Preparing for a VAT cut
In a measure to encourage people to support the beleaguered hospitality sector, the Chancellor Rishi Sunak has announced a temporary VAT rate of 5% which will apply to food and non-alcoholic drinks from restaurants, pubs, bars, cafés and to hot take-away food. The measure will also apply to supplies of accommodation and admission to attractions across the UK. The reduced rate will be introduced with effect from Wednesday 15th July and will continue until September 30 2021.
This is a welcome move for this sector which has been badly hit by lockdown restrictions. There are however difficulties with targeted VAT rate cuts in terms of creating anomalies, unfair competition and compliance issues – just getting it right and not falling foul of HMRC’s VAT penalty regime. We highlight below some practical steps a business can take immediately to prepare.
The last VAT rate cut back in 2008 was brought in very quickly and caused major implementation issues for all types of businesses. It should be noted that this was the first time a VAT rate cut was used as part of a fiscal stimulus solution and if you have experience of this last time round you will agree that being prepared will be important for a stress free implementation.
“Preparing for such a big change at such short notice will be a major challenge for some businesses. For example, a pub will need to distinguish the VAT rates between non-alcoholic and alcoholic drinks for the first time.”
During August participating restaurants will also be able to discount meals from Monday to Wednesday and then reclaim up to £10 per person from the government. The VAT treatment of the government’s contribution is still to be announced, but we anticipate that this will be treated as part payment for the meal and therefore liable to VAT at the new 5% rate. This could create an accounting challenge, particularly if payments are delayed.
VAT rate change checklist
Software changes. Can you do this in-house and set up new tax codes or do you need a software provider upgrade? Contact them now and get project management time booked in.
Prepare in-house invoice templates so that changes can be made to allow a new VAT rate to be charged. This can take up more time than expected and internal resources will be needed to implement this.
Book marketing campaigns to coincide with the VAT rate cut. Do you have post Coronavirus campaigns in the pipeline? If so, bear this VAT rate change in mind.
If you have already taken deposits – you can choose to use the lower rate if the sale takes place after the change. The option to use the ‘basic tax point’ is going to be valuable for some attractions who have made advanced ticket sales. A difficulty is whether to pass on the benefit of the rate reduction to the customer. Failure to do so may create bad publicity, but cash strapped businesses may need to retain some of the benefit for themselves.
For prices in menus or on displays – stickers are a quick fix to match the item or a VAT discount can be offered at the point of sale at the till.
“A reduction in the VAT rate will benefit hotels, pubs and tourist attractions in the UK, encouraging travellers to holiday at home.

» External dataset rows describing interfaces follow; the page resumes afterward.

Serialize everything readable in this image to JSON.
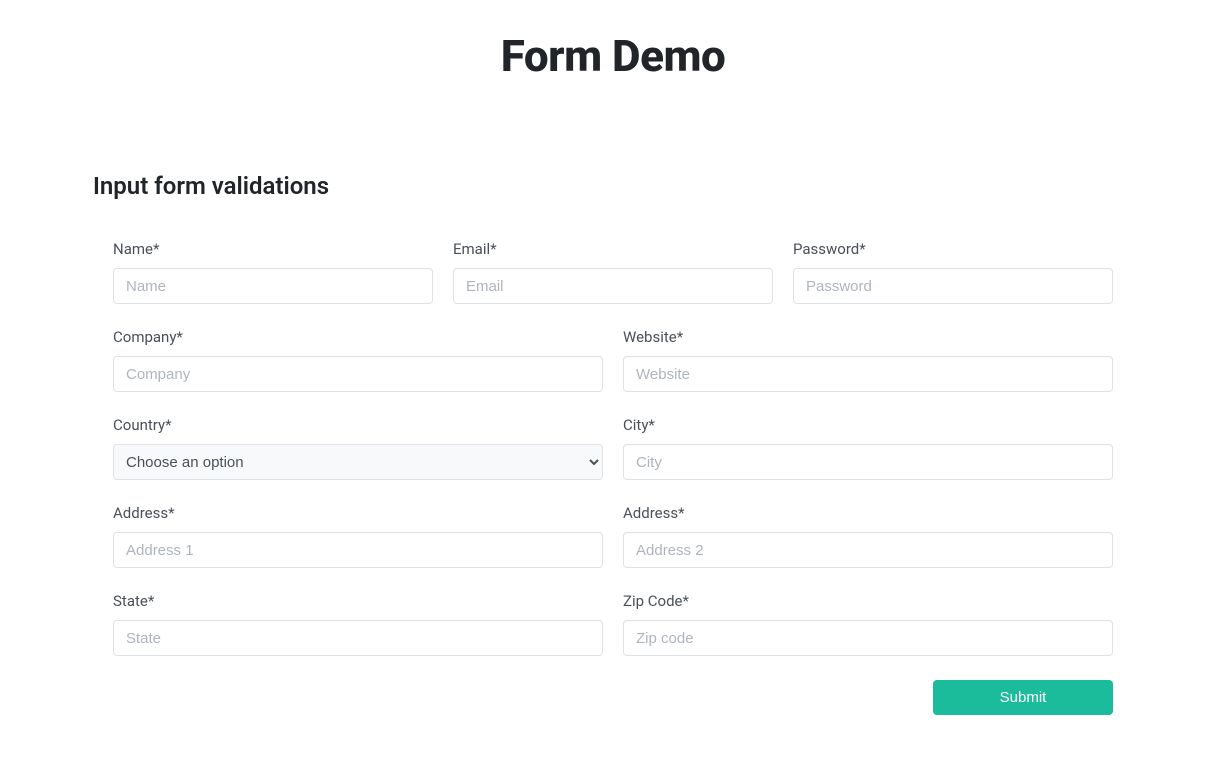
{
  "page_title": "Form Demo",
  "section_title": "Input form validations",
  "fields": {
    "name": {
      "label": "Name*",
      "placeholder": "Name"
    },
    "email": {
      "label": "Email*",
      "placeholder": "Email"
    },
    "password": {
      "label": "Password*",
      "placeholder": "Password"
    },
    "company": {
      "label": "Company*",
      "placeholder": "Company"
    },
    "website": {
      "label": "Website*",
      "placeholder": "Website"
    },
    "country": {
      "label": "Country*",
      "selected": "Choose an option"
    },
    "city": {
      "label": "City*",
      "placeholder": "City"
    },
    "address1": {
      "label": "Address*",
      "placeholder": "Address 1"
    },
    "address2": {
      "label": "Address*",
      "placeholder": "Address 2"
    },
    "state": {
      "label": "State*",
      "placeholder": "State"
    },
    "zip": {
      "label": "Zip Code*",
      "placeholder": "Zip code"
    }
  },
  "submit_label": "Submit"
}
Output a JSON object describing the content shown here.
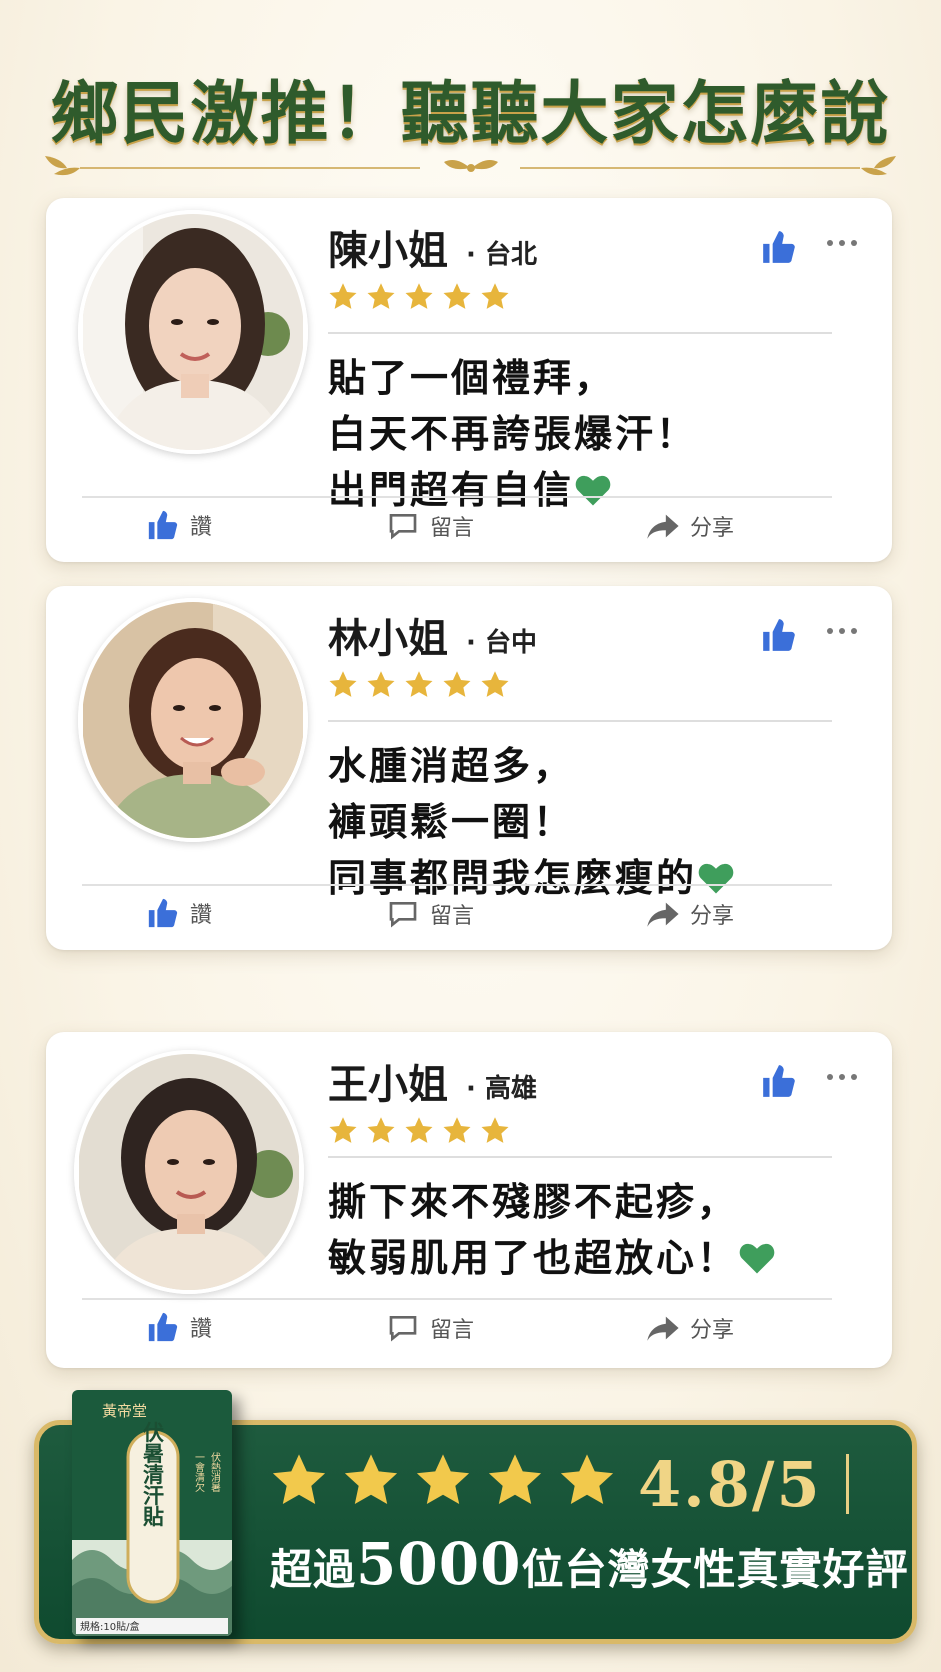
{
  "header": {
    "title": "鄉民激推！聽聽大家怎麼說"
  },
  "reviews": [
    {
      "name": "陳小姐",
      "city": "台北",
      "rating": 5,
      "lines": [
        "貼了一個禮拜，",
        "白天不再誇張爆汗！",
        "出門超有自信"
      ]
    },
    {
      "name": "林小姐",
      "city": "台中",
      "rating": 5,
      "lines": [
        "水腫消超多，",
        "褲頭鬆一圈！",
        "同事都問我怎麼瘦的"
      ]
    },
    {
      "name": "王小姐",
      "city": "高雄",
      "rating": 5,
      "lines": [
        "撕下來不殘膠不起疹，",
        "敏弱肌用了也超放心！"
      ]
    }
  ],
  "actions": {
    "like": "讚",
    "comment": "留言",
    "share": "分享"
  },
  "summary": {
    "rating": "4.8/5",
    "text_before": "超過",
    "count": "5000",
    "text_after": "位台灣女性真實好評",
    "stars": 5
  },
  "product": {
    "brand": "黃帝堂",
    "name": "伏暑清汗貼",
    "side_left": "一會清欠",
    "side_right": "伏熱消暑",
    "quantity": "規格:10貼/盒"
  },
  "colors": {
    "banner_green": "#0f4a2f",
    "gold": "#d9b968",
    "star": "#e7b53c",
    "facebook_blue": "#3b6fd9",
    "heart_green": "#3f9e5c"
  }
}
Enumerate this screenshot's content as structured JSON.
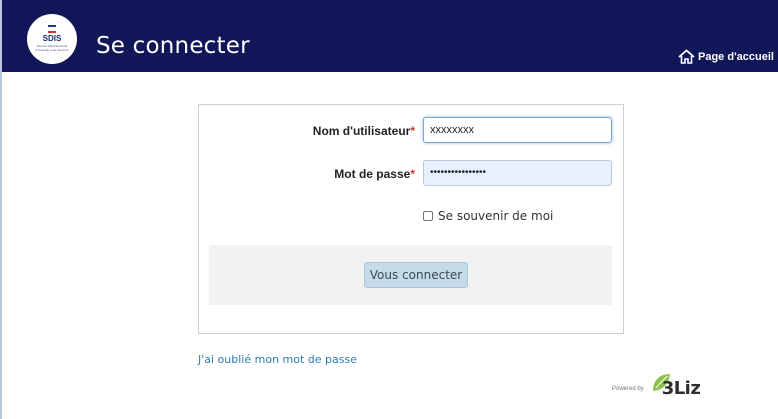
{
  "header": {
    "title": "Se connecter",
    "home_link": "Page d'accueil",
    "logo_text": "SDIS",
    "logo_subtext": "Service Départemental d'Incendie et de Secours",
    "background_color": "#101657"
  },
  "form": {
    "username_label": "Nom d'utilisateur",
    "username_value": "xxxxxxxx",
    "password_label": "Mot de passe",
    "password_value": "••••••••••••••••",
    "required_marker": "*",
    "remember_label": "Se souvenir de moi",
    "remember_checked": false,
    "submit_label": "Vous connecter"
  },
  "footer": {
    "forgot_link": "J'ai oublié mon mot de passe",
    "powered_by": "Powered by",
    "brand": "3Liz"
  },
  "colors": {
    "accent": "#2a7bb5",
    "button_bg": "#c5dbea",
    "required": "#c0392b"
  },
  "icons": {
    "home": "home-icon",
    "brand_leaf": "leaf-icon"
  }
}
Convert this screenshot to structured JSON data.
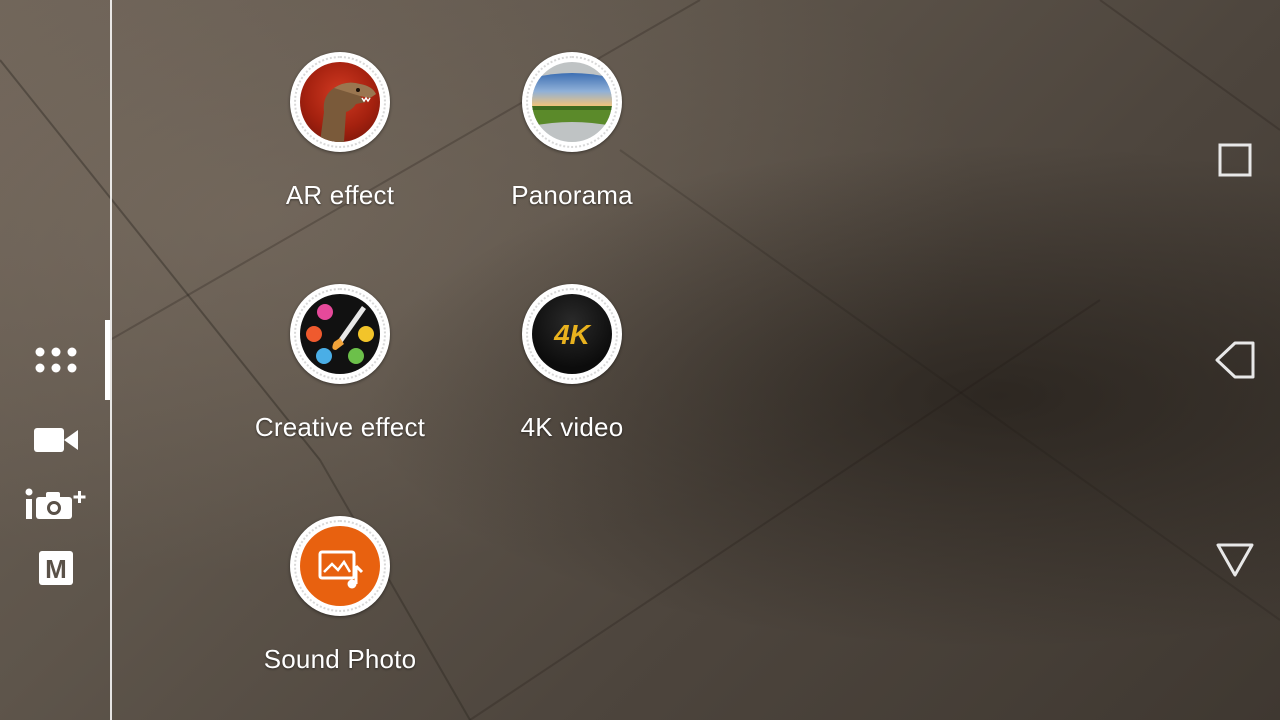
{
  "modes": [
    {
      "label": "AR effect",
      "icon": "dinosaur-icon"
    },
    {
      "label": "Panorama",
      "icon": "panorama-landscape-icon"
    },
    {
      "label": "Creative effect",
      "icon": "palette-brush-icon"
    },
    {
      "label": "4K video",
      "icon": "4k-badge-icon",
      "badge_text": "4K"
    },
    {
      "label": "Sound Photo",
      "icon": "image-music-icon"
    }
  ],
  "side_rail": {
    "items": [
      {
        "name": "camera-apps-grid",
        "icon": "grid-dots-icon",
        "selected": true
      },
      {
        "name": "video-mode",
        "icon": "video-camera-icon"
      },
      {
        "name": "superior-auto",
        "icon": "camera-plus-icon"
      },
      {
        "name": "manual-mode",
        "icon": "manual-m-icon",
        "text": "M"
      }
    ]
  },
  "nav_bar": {
    "items": [
      {
        "name": "recents",
        "icon": "square-icon"
      },
      {
        "name": "back",
        "icon": "back-triangle-icon"
      },
      {
        "name": "home",
        "icon": "down-triangle-icon"
      }
    ]
  },
  "colors": {
    "accent_orange": "#e8610f",
    "indicator": "#ffffff",
    "label_text": "#ffffff"
  }
}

Tour operators offering holidays in the UK, will want to see their suppliers passing on the VAT cut.”